Start of Supplied information
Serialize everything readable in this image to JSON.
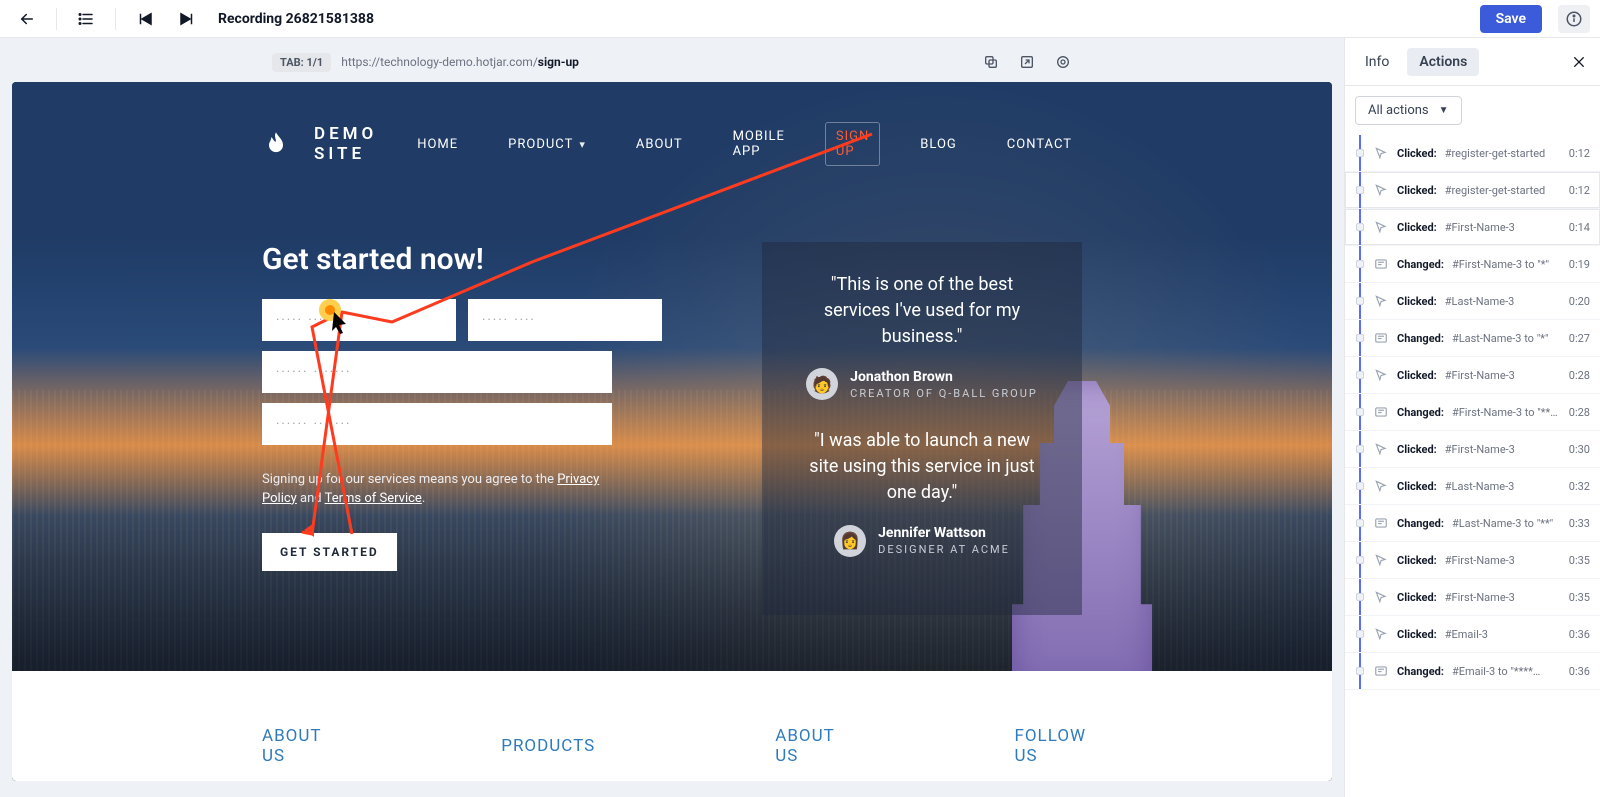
{
  "topbar": {
    "title": "Recording 26821581388",
    "save_label": "Save"
  },
  "urlbar": {
    "tab_pill": "TAB: 1/1",
    "url_dim": "https://technology-demo.hotjar.com/",
    "url_bold": "sign-up"
  },
  "site": {
    "brand": "DEMO SITE",
    "nav": {
      "home": "HOME",
      "product": "PRODUCT",
      "about": "ABOUT",
      "mobile": "MOBILE APP",
      "signup": "SIGN UP",
      "blog": "BLOG",
      "contact": "CONTACT"
    },
    "hero": {
      "headline": "Get started now!",
      "placeholders": {
        "first": "····· ····",
        "last": "····· ····",
        "email": "······ ·······",
        "password": "······ ·······"
      },
      "consent_prefix": "Signing up for our services means you agree to the ",
      "privacy": "Privacy Policy",
      "and": " and ",
      "tos": "Terms of Service",
      "period": ".",
      "cta": "GET STARTED"
    },
    "testimonials": [
      {
        "quote": "\"This is one of the best services I've used for my business.\"",
        "name": "Jonathon Brown",
        "role": "CREATOR OF Q-BALL GROUP"
      },
      {
        "quote": "\"I was able to launch a new site using this service in just one day.\"",
        "name": "Jennifer Wattson",
        "role": "DESIGNER AT ACME"
      }
    ],
    "footer": {
      "c1": "ABOUT US",
      "c2": "PRODUCTS",
      "c3": "ABOUT US",
      "c4": "FOLLOW US"
    }
  },
  "panel": {
    "tab_info": "Info",
    "tab_actions": "Actions",
    "filter_label": "All actions",
    "events": [
      {
        "type": "Clicked",
        "target": "#register-get-started",
        "ts": "0:12",
        "active": false
      },
      {
        "type": "Clicked",
        "target": "#register-get-started",
        "ts": "0:12",
        "active": true
      },
      {
        "type": "Clicked",
        "target": "#First-Name-3",
        "ts": "0:14",
        "active": true
      },
      {
        "type": "Changed",
        "target": "#First-Name-3&nbsp;to \"*\"",
        "ts": "0:19",
        "active": false
      },
      {
        "type": "Clicked",
        "target": "#Last-Name-3",
        "ts": "0:20",
        "active": false
      },
      {
        "type": "Changed",
        "target": "#Last-Name-3&nbsp;to \"*\"",
        "ts": "0:27",
        "active": false
      },
      {
        "type": "Clicked",
        "target": "#First-Name-3",
        "ts": "0:28",
        "active": false
      },
      {
        "type": "Changed",
        "target": "#First-Name-3&nbsp;to \"**…",
        "ts": "0:28",
        "active": false
      },
      {
        "type": "Clicked",
        "target": "#First-Name-3",
        "ts": "0:30",
        "active": false
      },
      {
        "type": "Clicked",
        "target": "#Last-Name-3",
        "ts": "0:32",
        "active": false
      },
      {
        "type": "Changed",
        "target": "#Last-Name-3&nbsp;to \"**\"",
        "ts": "0:33",
        "active": false
      },
      {
        "type": "Clicked",
        "target": "#First-Name-3",
        "ts": "0:35",
        "active": false
      },
      {
        "type": "Clicked",
        "target": "#First-Name-3",
        "ts": "0:35",
        "active": false
      },
      {
        "type": "Clicked",
        "target": "#Email-3",
        "ts": "0:36",
        "active": false
      },
      {
        "type": "Changed",
        "target": "#Email-3&nbsp;to \"****…",
        "ts": "0:36",
        "active": false
      }
    ]
  }
}
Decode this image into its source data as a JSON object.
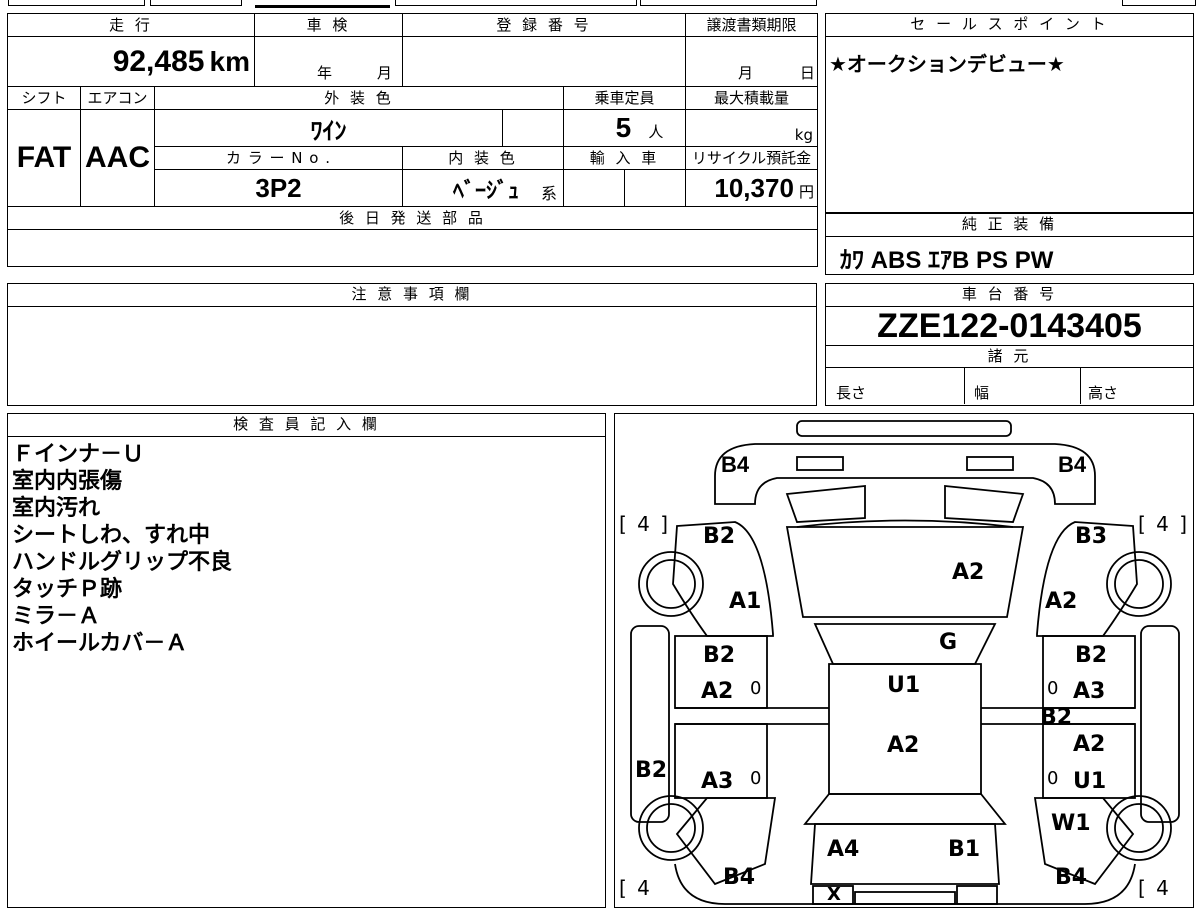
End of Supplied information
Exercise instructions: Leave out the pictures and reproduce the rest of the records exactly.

Solution to this problem:
Serialize everything readable in this image to JSON.
{
  "topbar": {
    "title": "Recording 26821581388",
    "save_label": "Save"
  },
  "urlbar": {
    "tab_pill": "TAB: 1/1",
    "url_dim": "https://technology-demo.hotjar.com/",
    "url_bold": "sign-up"
  },
  "site": {
    "brand": "DEMO SITE",
    "nav": {
      "home": "HOME",
      "product": "PRODUCT",
      "about": "ABOUT",
      "mobile": "MOBILE APP",
      "signup": "SIGN UP",
      "blog": "BLOG",
      "contact": "CONTACT"
    },
    "hero": {
      "headline": "Get started now!",
      "placeholders": {
        "first": "····· ····",
        "last": "····· ····",
        "email": "······ ·······",
        "password": "······ ·······"
      },
      "consent_prefix": "Signing up for our services means you agree to the ",
      "privacy": "Privacy Policy",
      "and": " and ",
      "tos": "Terms of Service",
      "period": ".",
      "cta": "GET STARTED"
    },
    "testimonials": [
      {
        "quote": "\"This is one of the best services I've used for my business.\"",
        "name": "Jonathon Brown",
        "role": "CREATOR OF Q-BALL GROUP"
      },
      {
        "quote": "\"I was able to launch a new site using this service in just one day.\"",
        "name": "Jennifer Wattson",
        "role": "DESIGNER AT ACME"
      }
    ],
    "footer": {
      "c1": "ABOUT US",
      "c2": "PRODUCTS",
      "c3": "ABOUT US",
      "c4": "FOLLOW US"
    }
  },
  "panel": {
    "tab_info": "Info",
    "tab_actions": "Actions",
    "filter_label": "All actions",
    "events": [
      {
        "type": "Clicked",
        "target": "#register-get-started",
        "ts": "0:12",
        "active": false
      },
      {
        "type": "Clicked",
        "target": "#register-get-started",
        "ts": "0:12",
        "active": true
      },
      {
        "type": "Clicked",
        "target": "#First-Name-3",
        "ts": "0:14",
        "active": true
      },
      {
        "type": "Changed",
        "target": "#First-Name-3&nbsp;to \"*\"",
        "ts": "0:19",
        "active": false
      },
      {
        "type": "Clicked",
        "target": "#Last-Name-3",
        "ts": "0:20",
        "active": false
      },
      {
        "type": "Changed",
        "target": "#Last-Name-3&nbsp;to \"*\"",
        "ts": "0:27",
        "active": false
      },
      {
        "type": "Clicked",
        "target": "#First-Name-3",
        "ts": "0:28",
        "active": false
      },
      {
        "type": "Changed",
        "target": "#First-Name-3&nbsp;to \"**…",
        "ts": "0:28",
        "active": false
      },
      {
        "type": "Clicked",
        "target": "#First-Name-3",
        "ts": "0:30",
        "active": false
      },
      {
        "type": "Clicked",
        "target": "#Last-Name-3",
        "ts": "0:32",
        "active": false
      },
      {
        "type": "Changed",
        "target": "#Last-Name-3&nbsp;to \"**\"",
        "ts": "0:33",
        "active": false
      },
      {
        "type": "Clicked",
        "target": "#First-Name-3",
        "ts": "0:35",
        "active": false
      },
      {
        "type": "Clicked",
        "target": "#First-Name-3",
        "ts": "0:35",
        "active": false
      },
      {
        "type": "Clicked",
        "target": "#Email-3",
        "ts": "0:36",
        "active": false
      },
      {
        "type": "Changed",
        "target": "#Email-3&nbsp;to \"****…",
        "ts": "0:36",
        "active": false
      }
    ]
  }
}
Decode this image into its source data as a JSON object.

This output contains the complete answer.